Nothing teaches children responsibility and the rewards of hardwork like raising livestock. Unfortunately that undertaking can come with some harsh lessons in reality you may not be ready to teach your small children.
Not so very long ago we acquired five white hens. Everyone in the Harris household was quite taken with the birds, and it became a daily sprint when we got home to check the chicken coop for eggs. A nice routine developed. We checked for eggs and fed the chickens morning and evening and they were turned loose while we were at home to free range. At twilight the hens would return to their coop to roost for the night in their cozy boxes, we had only to shut the door. There was no fear of attack from a fox or weasel because the coop was built firm and tight. All was well. Or so we thought.
In the beginning we didn't have a rooster, so our dog Buster looked after our little flock. He doesn't know he's a dog you see. Whenever the chickens were free ranging Buster would stay nearby and keep an eye on things and the birds would follow him around, even into his dog house. Leave it to our family to come across a rooster in need of psychiatric counseling. Apparently this bird lived in a poultry war zone before he came to us and is now suffering from post traumatic stress disorder. I'll come back to that.

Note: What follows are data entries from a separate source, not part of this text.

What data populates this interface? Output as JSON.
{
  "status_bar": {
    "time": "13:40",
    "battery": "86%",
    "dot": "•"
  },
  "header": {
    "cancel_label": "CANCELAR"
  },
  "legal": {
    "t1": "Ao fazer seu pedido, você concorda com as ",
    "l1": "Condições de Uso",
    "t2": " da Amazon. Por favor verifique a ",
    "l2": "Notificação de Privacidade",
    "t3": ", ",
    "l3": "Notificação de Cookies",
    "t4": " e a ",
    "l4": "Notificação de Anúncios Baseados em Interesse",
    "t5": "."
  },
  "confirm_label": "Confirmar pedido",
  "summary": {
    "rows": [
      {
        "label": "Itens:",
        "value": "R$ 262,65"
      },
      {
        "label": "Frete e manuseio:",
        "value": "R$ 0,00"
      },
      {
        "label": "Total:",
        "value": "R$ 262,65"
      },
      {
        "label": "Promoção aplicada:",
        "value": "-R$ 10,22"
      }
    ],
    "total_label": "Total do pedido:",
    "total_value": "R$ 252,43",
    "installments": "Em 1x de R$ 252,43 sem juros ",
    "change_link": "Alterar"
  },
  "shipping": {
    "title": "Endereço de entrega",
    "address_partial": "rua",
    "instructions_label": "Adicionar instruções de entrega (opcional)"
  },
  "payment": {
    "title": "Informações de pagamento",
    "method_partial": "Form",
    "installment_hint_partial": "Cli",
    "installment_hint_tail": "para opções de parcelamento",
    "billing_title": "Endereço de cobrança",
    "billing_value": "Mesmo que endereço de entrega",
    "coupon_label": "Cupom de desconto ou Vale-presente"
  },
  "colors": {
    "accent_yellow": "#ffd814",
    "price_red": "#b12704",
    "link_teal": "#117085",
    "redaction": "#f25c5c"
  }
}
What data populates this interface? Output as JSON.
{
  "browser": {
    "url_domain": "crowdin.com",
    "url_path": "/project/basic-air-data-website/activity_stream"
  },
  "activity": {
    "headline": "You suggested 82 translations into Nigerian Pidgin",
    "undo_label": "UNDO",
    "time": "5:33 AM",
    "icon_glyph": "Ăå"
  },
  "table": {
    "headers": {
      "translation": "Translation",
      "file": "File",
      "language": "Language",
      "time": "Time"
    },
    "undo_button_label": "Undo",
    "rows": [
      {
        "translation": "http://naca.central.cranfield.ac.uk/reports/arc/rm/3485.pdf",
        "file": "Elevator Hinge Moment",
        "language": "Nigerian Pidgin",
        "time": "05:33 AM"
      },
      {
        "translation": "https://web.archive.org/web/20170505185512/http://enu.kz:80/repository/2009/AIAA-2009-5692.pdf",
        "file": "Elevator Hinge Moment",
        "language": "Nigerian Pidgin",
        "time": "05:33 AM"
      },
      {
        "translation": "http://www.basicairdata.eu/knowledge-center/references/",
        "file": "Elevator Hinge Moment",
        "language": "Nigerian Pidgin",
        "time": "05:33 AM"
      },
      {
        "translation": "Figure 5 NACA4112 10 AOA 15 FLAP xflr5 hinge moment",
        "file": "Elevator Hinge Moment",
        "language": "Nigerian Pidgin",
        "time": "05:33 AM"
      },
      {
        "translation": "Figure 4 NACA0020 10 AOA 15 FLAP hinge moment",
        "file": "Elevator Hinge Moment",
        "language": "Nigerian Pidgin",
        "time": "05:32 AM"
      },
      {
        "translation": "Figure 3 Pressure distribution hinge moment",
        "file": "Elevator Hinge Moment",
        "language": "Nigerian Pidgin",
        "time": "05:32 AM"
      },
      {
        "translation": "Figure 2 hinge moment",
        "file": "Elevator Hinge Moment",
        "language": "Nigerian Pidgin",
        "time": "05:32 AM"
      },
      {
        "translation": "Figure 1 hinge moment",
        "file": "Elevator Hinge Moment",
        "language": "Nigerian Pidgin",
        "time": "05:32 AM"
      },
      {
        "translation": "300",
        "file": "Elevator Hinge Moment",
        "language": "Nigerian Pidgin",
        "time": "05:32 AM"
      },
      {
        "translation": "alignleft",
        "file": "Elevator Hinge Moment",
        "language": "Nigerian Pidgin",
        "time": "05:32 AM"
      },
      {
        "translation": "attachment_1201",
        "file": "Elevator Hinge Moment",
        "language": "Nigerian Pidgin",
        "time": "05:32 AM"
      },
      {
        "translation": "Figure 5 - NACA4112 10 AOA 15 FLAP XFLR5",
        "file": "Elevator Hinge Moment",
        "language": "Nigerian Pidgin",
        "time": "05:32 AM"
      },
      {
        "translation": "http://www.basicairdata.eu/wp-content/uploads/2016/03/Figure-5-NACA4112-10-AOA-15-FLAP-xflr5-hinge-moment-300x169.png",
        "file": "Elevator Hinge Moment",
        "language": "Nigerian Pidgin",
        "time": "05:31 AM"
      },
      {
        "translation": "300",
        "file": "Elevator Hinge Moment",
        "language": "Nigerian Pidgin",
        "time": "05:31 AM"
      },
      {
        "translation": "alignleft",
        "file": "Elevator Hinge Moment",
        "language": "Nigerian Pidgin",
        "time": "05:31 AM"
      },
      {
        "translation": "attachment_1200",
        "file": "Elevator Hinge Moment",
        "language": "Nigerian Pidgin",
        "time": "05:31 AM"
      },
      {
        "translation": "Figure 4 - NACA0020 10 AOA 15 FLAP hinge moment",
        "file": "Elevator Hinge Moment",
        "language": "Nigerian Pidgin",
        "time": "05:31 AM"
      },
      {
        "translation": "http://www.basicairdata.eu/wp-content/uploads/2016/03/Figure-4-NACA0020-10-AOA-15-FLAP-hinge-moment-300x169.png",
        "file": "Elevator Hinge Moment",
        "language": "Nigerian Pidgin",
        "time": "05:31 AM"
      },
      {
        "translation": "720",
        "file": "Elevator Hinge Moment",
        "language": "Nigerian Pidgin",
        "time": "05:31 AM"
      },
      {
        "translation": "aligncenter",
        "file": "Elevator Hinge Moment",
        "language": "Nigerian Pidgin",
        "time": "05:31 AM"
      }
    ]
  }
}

One spring like Saturday I was off to Mount Vernon with the kids on a field trip and my husband Jay was called in to work. While we were away we allowed the chickens to roam free under Buster's watchful eye and the spastic guidance of Jethro the rooster. Stopping home at lunch Jay found all to be well. Borrowing a tool from our garage at three o'clock, my father-in-law found all to be well. When we all arrived home at 5:30, things were not well. There was not a chicken to be found, only piles of feathers. Four neat piles to be exact dotted across the yard. No blood. No bodies. No trail. The only clue was some matted grass in the hay field next door. Perhaps a fox or coyote had lain in wait and picked off the birds one by one? A single egg was left in the coop, our eight-year-old said it was "for hope".

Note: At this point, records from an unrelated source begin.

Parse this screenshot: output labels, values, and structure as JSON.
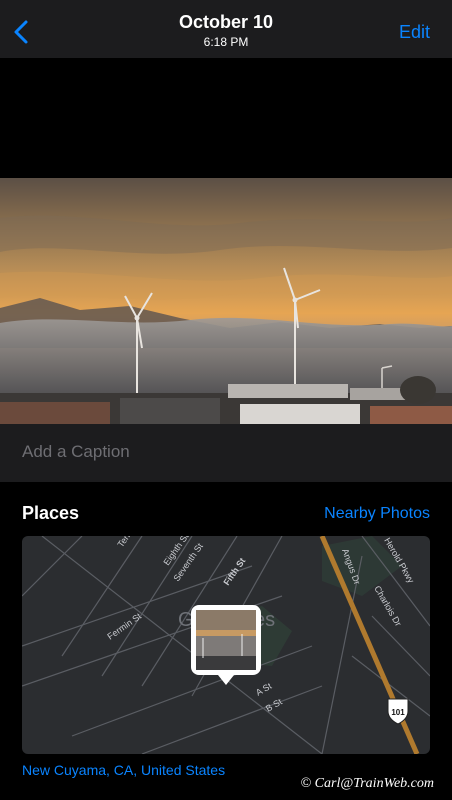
{
  "header": {
    "back_icon": "chevron-left-icon",
    "title": "October 10",
    "subtitle": "6:18 PM",
    "edit_label": "Edit",
    "accent": "#0a84ff"
  },
  "caption": {
    "placeholder": "Add a Caption"
  },
  "places": {
    "heading": "Places",
    "nearby_label": "Nearby Photos",
    "location": "New Cuyama, CA, United States"
  },
  "map": {
    "streets": [
      "Eighth St",
      "Seventh St",
      "Fifth St",
      "Fermin St",
      "Angus Dr",
      "Herold Pkwy",
      "Charlois Dr",
      "A St",
      "B St"
    ],
    "town_label": "G",
    "town_label_end": "es",
    "partial_label": "Ten",
    "highway_shield": "101"
  },
  "watermark": "© Carl@TrainWeb.com"
}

Our distraught family plodded inside and I began the gloomy explanation of what happened to our chickens when two of the hens staggered back into the yard! They were haggard and half naked, but alive. We placed them in the coop with fresh food and water and left the door open in hopes the others might return. Jethro the psycho rooster was discovered in the rafters of the shed, his PTSD elevated to a whole new level.

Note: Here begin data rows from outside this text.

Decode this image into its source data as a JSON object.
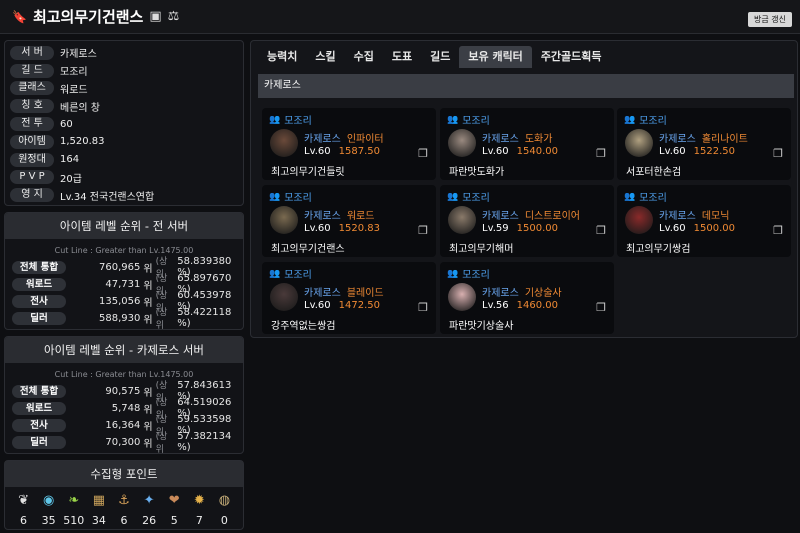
{
  "header": {
    "title": "최고의무기건랜스",
    "refresh_label": "방금 갱신"
  },
  "info": [
    {
      "label": "서 버",
      "value": "카제로스"
    },
    {
      "label": "길 드",
      "value": "모조리"
    },
    {
      "label": "클래스",
      "value": "워로드"
    },
    {
      "label": "칭 호",
      "value": "베른의 창"
    },
    {
      "label": "전 투",
      "value": "60"
    },
    {
      "label": "아이템",
      "value": "1,520.83"
    },
    {
      "label": "원정대",
      "value": "164"
    },
    {
      "label": "P V P",
      "value": "20급"
    },
    {
      "label": "영 지",
      "value": "Lv.34 전국건랜스연합"
    }
  ],
  "rank_all": {
    "title": "아이템 레벨 순위 - 전 서버",
    "cutline": "Cut Line : Greater than Lv.1475.00",
    "rows": [
      {
        "label": "전체 통합",
        "rank": "760,965",
        "unit": "위",
        "top": "(상위",
        "pct": "58.839380 %)"
      },
      {
        "label": "워로드",
        "rank": "47,731",
        "unit": "위",
        "top": "(상위",
        "pct": "65.897670 %)"
      },
      {
        "label": "전사",
        "rank": "135,056",
        "unit": "위",
        "top": "(상위",
        "pct": "60.453978 %)"
      },
      {
        "label": "딜러",
        "rank": "588,930",
        "unit": "위",
        "top": "(상위",
        "pct": "58.422118 %)"
      }
    ]
  },
  "rank_server": {
    "title": "아이템 레벨 순위 - 카제로스 서버",
    "cutline": "Cut Line : Greater than Lv.1475.00",
    "rows": [
      {
        "label": "전체 통합",
        "rank": "90,575",
        "unit": "위",
        "top": "(상위",
        "pct": "57.843613 %)"
      },
      {
        "label": "워로드",
        "rank": "5,748",
        "unit": "위",
        "top": "(상위",
        "pct": "64.519026 %)"
      },
      {
        "label": "전사",
        "rank": "16,364",
        "unit": "위",
        "top": "(상위",
        "pct": "59.533598 %)"
      },
      {
        "label": "딜러",
        "rank": "70,300",
        "unit": "위",
        "top": "(상위",
        "pct": "57.382134 %)"
      }
    ]
  },
  "collection": {
    "title": "수집형 포인트",
    "items": [
      {
        "icon": "seed-icon",
        "count": "6",
        "color": "#e0e0e0"
      },
      {
        "icon": "island-heart-icon",
        "count": "35",
        "color": "#5fc6e8"
      },
      {
        "icon": "mokoko-seed-icon",
        "count": "510",
        "color": "#9bd64a"
      },
      {
        "icon": "painting-icon",
        "count": "34",
        "color": "#c9a15a"
      },
      {
        "icon": "ship-icon",
        "count": "6",
        "color": "#d9a35a"
      },
      {
        "icon": "star-icon",
        "count": "26",
        "color": "#6ab0f0"
      },
      {
        "icon": "giant-heart-icon",
        "count": "5",
        "color": "#c98a5a"
      },
      {
        "icon": "sun-icon",
        "count": "7",
        "color": "#e6b24a"
      },
      {
        "icon": "orb-icon",
        "count": "0",
        "color": "#c9b07a"
      }
    ]
  },
  "tabs": [
    "능력치",
    "스킬",
    "수집",
    "도표",
    "길드",
    "보유 캐릭터",
    "주간골드획득"
  ],
  "active_tab": 5,
  "server_bar": "카제로스",
  "characters": [
    {
      "guild": "모조리",
      "server": "카제로스",
      "class": "인파이터",
      "level": "Lv.60",
      "ilvl": "1587.50",
      "name": "최고의무기건들릿",
      "avatar": "#6b4a3a"
    },
    {
      "guild": "모조리",
      "server": "카제로스",
      "class": "도화가",
      "level": "Lv.60",
      "ilvl": "1540.00",
      "name": "파란맛도화가",
      "avatar": "#9a8a80"
    },
    {
      "guild": "모조리",
      "server": "카제로스",
      "class": "홀리나이트",
      "level": "Lv.60",
      "ilvl": "1522.50",
      "name": "서포터한손검",
      "avatar": "#b0a080"
    },
    {
      "guild": "모조리",
      "server": "카제로스",
      "class": "워로드",
      "level": "Lv.60",
      "ilvl": "1520.83",
      "name": "최고의무기건랜스",
      "avatar": "#7a6a50"
    },
    {
      "guild": "모조리",
      "server": "카제로스",
      "class": "디스트로이어",
      "level": "Lv.59",
      "ilvl": "1500.00",
      "name": "최고의무기해머",
      "avatar": "#8a7a6a"
    },
    {
      "guild": "모조리",
      "server": "카제로스",
      "class": "데모닉",
      "level": "Lv.60",
      "ilvl": "1500.00",
      "name": "최고의무기쌍검",
      "avatar": "#8a2a2a"
    },
    {
      "guild": "모조리",
      "server": "카제로스",
      "class": "블레이드",
      "level": "Lv.60",
      "ilvl": "1472.50",
      "name": "강주역없는쌍검",
      "avatar": "#4a3a3a"
    },
    {
      "guild": "모조리",
      "server": "카제로스",
      "class": "기상술사",
      "level": "Lv.56",
      "ilvl": "1460.00",
      "name": "파란맛기상술사",
      "avatar": "#d8b0b0"
    }
  ]
}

An hour later we looked out the window to see the dog's nose buried in the grass, and then suddenly he threw a mouthful of feathers into the air! Buster was holding down a chicken with his paw and ripping its feathers out with his mouth. The chicken was playing dead. The culprit had been found. As much as we hated to believe it our gentle dog was "playing" with the chickens. Try explaining that to your kids!
Several attempts were made to break Buster of his chicken habit, but to no avail. Now when the chickens roam the dog is tied. Sadly we still only have two hens and a rooster, though we hope to add a few more. The ladies have finally recovered enough to start laying eggs again. Jethro the rooster is as disturbed as ever. If you ever drive by around twilight and see the entire Harris family in the yard running in zig zagged circles and waving our arms over our heads, don't worry we're not doing some demented rain dance. We're just penning up a rooster for the night and teaching our kids a few life lessons.
Now for a book update! Reviews from the early readers have been fantastic. I'm really shocked (and pleased) at how positive the feedback has been. I'm taking some vacation time to work on editing based on the information I've received and I hope to have the manuscript off for grammar editing next week. At the same time I will be searching for an agent to represent me with publishers. Keep your fingers crossed and stay tuned for details!